As Stated above, most New Jersey Cohabitation investigations should continue following the same pattern above or some type of similar pattern. The reason it is important to establish a pattern is it will provide the investigation which much more credibility because there is no randomness. Imagine going to a deposition and the private investigator testifying that one week he or she conducted the home check on Monday and Thursday, the following week the Private investigator conducted the home checks on Tuesday and Saturday. Any good attorney will challenge that testimony by asking the private investigator why he or she establish a pattern similar to what I have previously described.

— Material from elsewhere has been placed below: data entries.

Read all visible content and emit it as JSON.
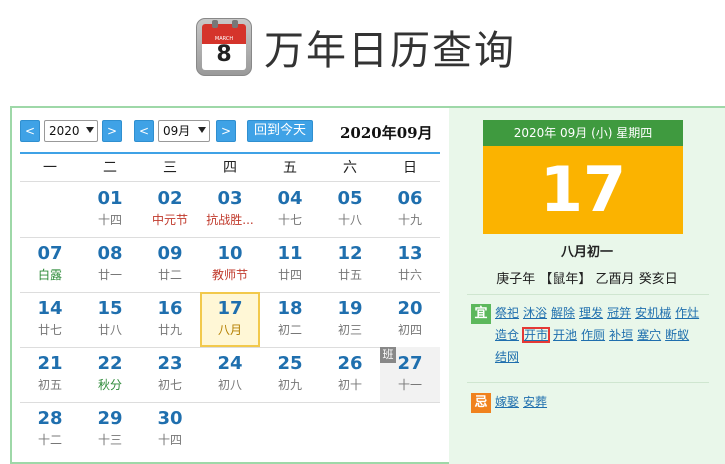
{
  "header": {
    "title": "万年日历查询",
    "icon_month": "MARCH",
    "icon_day": "8"
  },
  "controls": {
    "prev_symbol": "<",
    "next_symbol": ">",
    "year_value": "2020",
    "month_value": "09月",
    "today_label": "回到今天",
    "month_title": "2020年09月"
  },
  "weekdays": [
    "一",
    "二",
    "三",
    "四",
    "五",
    "六",
    "日"
  ],
  "calendar": {
    "cells": [
      {
        "d": "01",
        "sub": "十四"
      },
      {
        "d": "02",
        "sub": "中元节"
      },
      {
        "d": "03",
        "sub": "抗战胜..."
      },
      {
        "d": "04",
        "sub": "十七"
      },
      {
        "d": "05",
        "sub": "十八"
      },
      {
        "d": "06",
        "sub": "十九"
      },
      {
        "d": "07",
        "sub": "白露"
      },
      {
        "d": "08",
        "sub": "廿一"
      },
      {
        "d": "09",
        "sub": "廿二"
      },
      {
        "d": "10",
        "sub": "教师节"
      },
      {
        "d": "11",
        "sub": "廿四"
      },
      {
        "d": "12",
        "sub": "廿五"
      },
      {
        "d": "13",
        "sub": "廿六"
      },
      {
        "d": "14",
        "sub": "廿七"
      },
      {
        "d": "15",
        "sub": "廿八"
      },
      {
        "d": "16",
        "sub": "廿九"
      },
      {
        "d": "17",
        "sub": "八月"
      },
      {
        "d": "18",
        "sub": "初二"
      },
      {
        "d": "19",
        "sub": "初三"
      },
      {
        "d": "20",
        "sub": "初四"
      },
      {
        "d": "21",
        "sub": "初五"
      },
      {
        "d": "22",
        "sub": "秋分"
      },
      {
        "d": "23",
        "sub": "初七"
      },
      {
        "d": "24",
        "sub": "初八"
      },
      {
        "d": "25",
        "sub": "初九"
      },
      {
        "d": "26",
        "sub": "初十"
      },
      {
        "d": "27",
        "sub": "十一"
      },
      {
        "d": "28",
        "sub": "十二"
      },
      {
        "d": "29",
        "sub": "十三"
      },
      {
        "d": "30",
        "sub": "十四"
      }
    ],
    "workday_badge": "班"
  },
  "detail": {
    "date_header": "2020年 09月 (小) 星期四",
    "day": "17",
    "lunar": "八月初一",
    "ganzhi": "庚子年 【鼠年】 乙酉月 癸亥日",
    "yi_label": "宜",
    "ji_label": "忌",
    "yi_items": [
      "祭祀",
      "沐浴",
      "解除",
      "理发",
      "冠笄",
      "安机械",
      "作灶",
      "造仓",
      "开市",
      "开池",
      "作厕",
      "补垣",
      "塞穴",
      "断蚁",
      "结网"
    ],
    "ji_items": [
      "嫁娶",
      "安葬"
    ]
  },
  "colors": {
    "accent_blue": "#3fa2e6",
    "date_green": "#3f9a3f",
    "day_orange": "#fbb300",
    "yi_green": "#5cb85c",
    "ji_orange": "#f0821e",
    "holiday_red": "#c0392b",
    "term_green": "#2e8b3a"
  }
}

You can bet the attorney will insinuate that the credibility of the investigation is compromised because the private investigator had no pattern and could be testifying untruthfully; to my point, there is room for the attorney to make the “unsupported allegation” that you must be lying and that how “do we know” you did not also go on another day and found no evidence and you are now withholding this damaging information? Okay, maybe the allegation is unsupported by any credible evidence, however, the attorney has just thrown out a cloud of suspicion over the honesty of your cohabitation investigation.
As you can see, the establishment of a pattern while conducting New Jersey Cohabitation Investigations with respect to home checks is essential for the integrity and credibility of New Jersey Cohabitation Investigations. However, certain circumstances may cause an alteration of the “pattern investigation”, if this happens it will be important that the reasons for the variations in the pattern be well documented.
In part 2 of this article I will discuss a little more regarding the home check portion of New Jersey Cohabitation Investigations and then move on to other necessary elements of a successful New Jersey Cohabitation Investigations.
About the author: Bob Cowan is the owner of Cowan Investigations a full-service New Jersey Private Investigations firm specializing in New Jersey Cohabitation Investigations. Bob is the former Chief of the Jersey City Police Department and has 35 years of experience as a police officer in New Jersey’s second-largest municipality.
If you wish to speak with me regarding this article, or if you need a consultation regarding it’s contents please do not hesitate to call me at 732-837-8444, seven days a week 8:00am to 8:00pm.